    Hermannsdörfer, J.; Kempe, R. Selective palladium-loaded MIL-101 catalysts. Chem. Eur. J. 2011, 17, 8071–8077.CrossRefGoogle Scholar
  41. [41]
    Bruss, A. J.; Gelesky, M. A.; Machado, G.; Dupont, J. Rh(0) nanoparticles as catalyst precursors for the solventless hydroformylation of olefins. J. Mol. Catal. A: Chem. 2006, 252, 212–218.CrossRefGoogle Scholar
  42. [42]
    Vu, T. V.; Kosslick, H.; Schulz, A.; Harloff, J.; Paetzold, E.; Schneider, M.; Radnik, J.; Steinfeldt, N.; Fulda, G.; Kragl, U. Selective hydroformylation of olefins over the rhodium supported large porous metal-organic framework MIL-101. Appl. Catal. A: Gen. 2013, 468, 410–417.CrossRefGoogle Scholar
  43. [43]
    Vu, T. V.; Kosslick, H.; Schulz, A.; Harloff, J.; Paetzold, E.; Schneider, M.; Radnik, J.; Kragl, U.; Fulda, G.; Janiak, C.; Tuyen, N. D. Hydroformylation of olefins over rhodium supported metal-organic framework catalysts of different structure. Micropor. Mesopor. Mater. 2013, 177, 135–142.CrossRefGoogle Scholar
  44. [44]
    Zeng, Y.; Wang, Y.; Jiang, J.; Jin, Z. Rh nanoparticle catalyzed hydrogenation of olefins in thermoregulated ionic liquid and organic biphase system. Catal. Commun. 2012, 19, 70–73.CrossRefGoogle Scholar
  45. [45]
    Sun, Z.; Wang, Y.; Niu, M.; Yi, H.; Jiang, J.; Jin, Z. Poly(ethylene glycol)-stabilized Rh nanoparticles as efficient and recyclable catalysts for hydroformylation of olefins. Catal. Commun. 2012, 27, 78–82.CrossRefGoogle Scholar
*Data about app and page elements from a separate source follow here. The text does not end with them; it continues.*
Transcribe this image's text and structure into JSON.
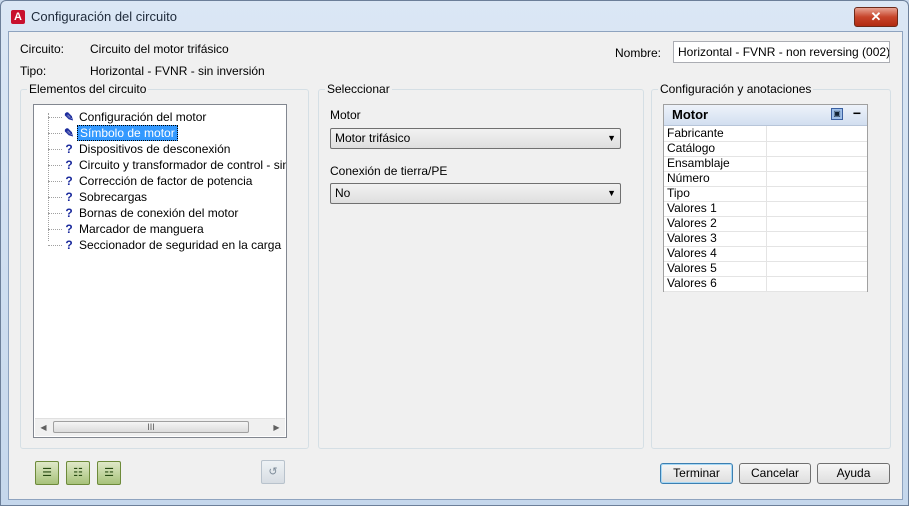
{
  "window": {
    "title": "Configuración del circuito",
    "close_label": "✕"
  },
  "info": {
    "circuito_label": "Circuito:",
    "circuito_value": "Circuito del motor trifásico",
    "tipo_label": "Tipo:",
    "tipo_value": "Horizontal - FVNR - sin inversión",
    "nombre_label": "Nombre:",
    "nombre_value": "Horizontal - FVNR - non reversing (002)"
  },
  "elements": {
    "title": "Elementos del circuito",
    "items": [
      {
        "icon": "pencil-icon",
        "glyph": "✎",
        "label": "Configuración del motor",
        "selected": false
      },
      {
        "icon": "pencil-icon",
        "glyph": "✎",
        "label": "Símbolo de motor",
        "selected": true
      },
      {
        "icon": "question-icon",
        "glyph": "?",
        "label": "Dispositivos de desconexión",
        "selected": false
      },
      {
        "icon": "question-icon",
        "glyph": "?",
        "label": "Circuito y transformador de control - sin inver",
        "selected": false
      },
      {
        "icon": "question-icon",
        "glyph": "?",
        "label": "Corrección de factor de potencia",
        "selected": false
      },
      {
        "icon": "question-icon",
        "glyph": "?",
        "label": "Sobrecargas",
        "selected": false
      },
      {
        "icon": "question-icon",
        "glyph": "?",
        "label": "Bornas de conexión del motor",
        "selected": false
      },
      {
        "icon": "question-icon",
        "glyph": "?",
        "label": "Marcador de manguera",
        "selected": false
      },
      {
        "icon": "question-icon",
        "glyph": "?",
        "label": "Seccionador de seguridad en la carga",
        "selected": false
      }
    ],
    "scroll_left": "◀",
    "scroll_right": "▶",
    "scroll_grip": "III"
  },
  "select": {
    "title": "Seleccionar",
    "motor_label": "Motor",
    "motor_value": "Motor trifásico",
    "tierra_label": "Conexión de tierra/PE",
    "tierra_value": "No",
    "dropdown_glyph": "▼"
  },
  "config": {
    "title": "Configuración y anotaciones",
    "panel_title": "Motor",
    "collapse_glyph": "−",
    "rows": [
      "Fabricante",
      "Catálogo",
      "Ensamblaje",
      "Número",
      "Tipo",
      "Valores 1",
      "Valores 2",
      "Valores 3",
      "Valores 4",
      "Valores 5",
      "Valores 6"
    ]
  },
  "buttons": {
    "terminar": "Terminar",
    "cancelar": "Cancelar",
    "ayuda": "Ayuda"
  },
  "colors": {
    "selection": "#3399ff",
    "default_border": "#3c7fb1",
    "close": "#c7442a"
  }
}
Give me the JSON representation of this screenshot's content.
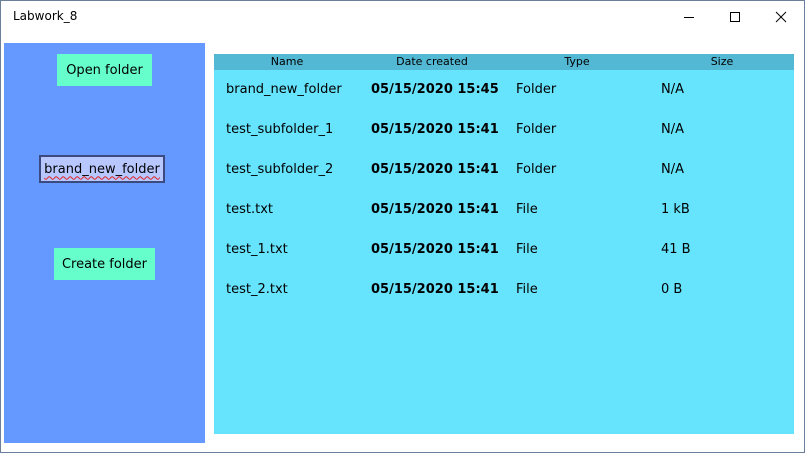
{
  "window": {
    "title": "Labwork_8",
    "controls": [
      "minimize-icon",
      "maximize-icon",
      "close-icon"
    ]
  },
  "sidebar": {
    "open_folder_label": "Open folder",
    "folder_name_value": "brand_new_folder",
    "create_folder_label": "Create folder"
  },
  "list": {
    "columns": [
      "Name",
      "Date created",
      "Type",
      "Size"
    ],
    "rows": [
      {
        "name": "brand_new_folder",
        "date": "05/15/2020 15:45",
        "type": "Folder",
        "size": "N/A"
      },
      {
        "name": "test_subfolder_1",
        "date": "05/15/2020 15:41",
        "type": "Folder",
        "size": "N/A"
      },
      {
        "name": "test_subfolder_2",
        "date": "05/15/2020 15:41",
        "type": "Folder",
        "size": "N/A"
      },
      {
        "name": "test.txt",
        "date": "05/15/2020 15:41",
        "type": "File",
        "size": "1 kB"
      },
      {
        "name": "test_1.txt",
        "date": "05/15/2020 15:41",
        "type": "File",
        "size": "41 B"
      },
      {
        "name": "test_2.txt",
        "date": "05/15/2020 15:41",
        "type": "File",
        "size": "0 B"
      }
    ]
  },
  "colors": {
    "sidebar": "#6699ff",
    "button": "#66ffcc",
    "list_background": "#66e3fd",
    "list_header": "#53b8d3",
    "input_background": "#b8c8ff",
    "spellcheck": "#e02020"
  }
}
Copyright information

© Tsinghua University Press and Springer-Verlag Berlin Heidelberg 2014

Authors and Affiliations

  • Chao Hou
    • 1
  • Guofeng Zhao
    • 1
  • Yongjun Ji
    • 1
  • Zhiqiang Niu
    • 1
  • Dingsheng Wang
    • 1
  • Yadong Li
    • 1
    Email author
  1. 1.Department of ChemistryTsinghua UniversityBeijingChina

Personalised recommendations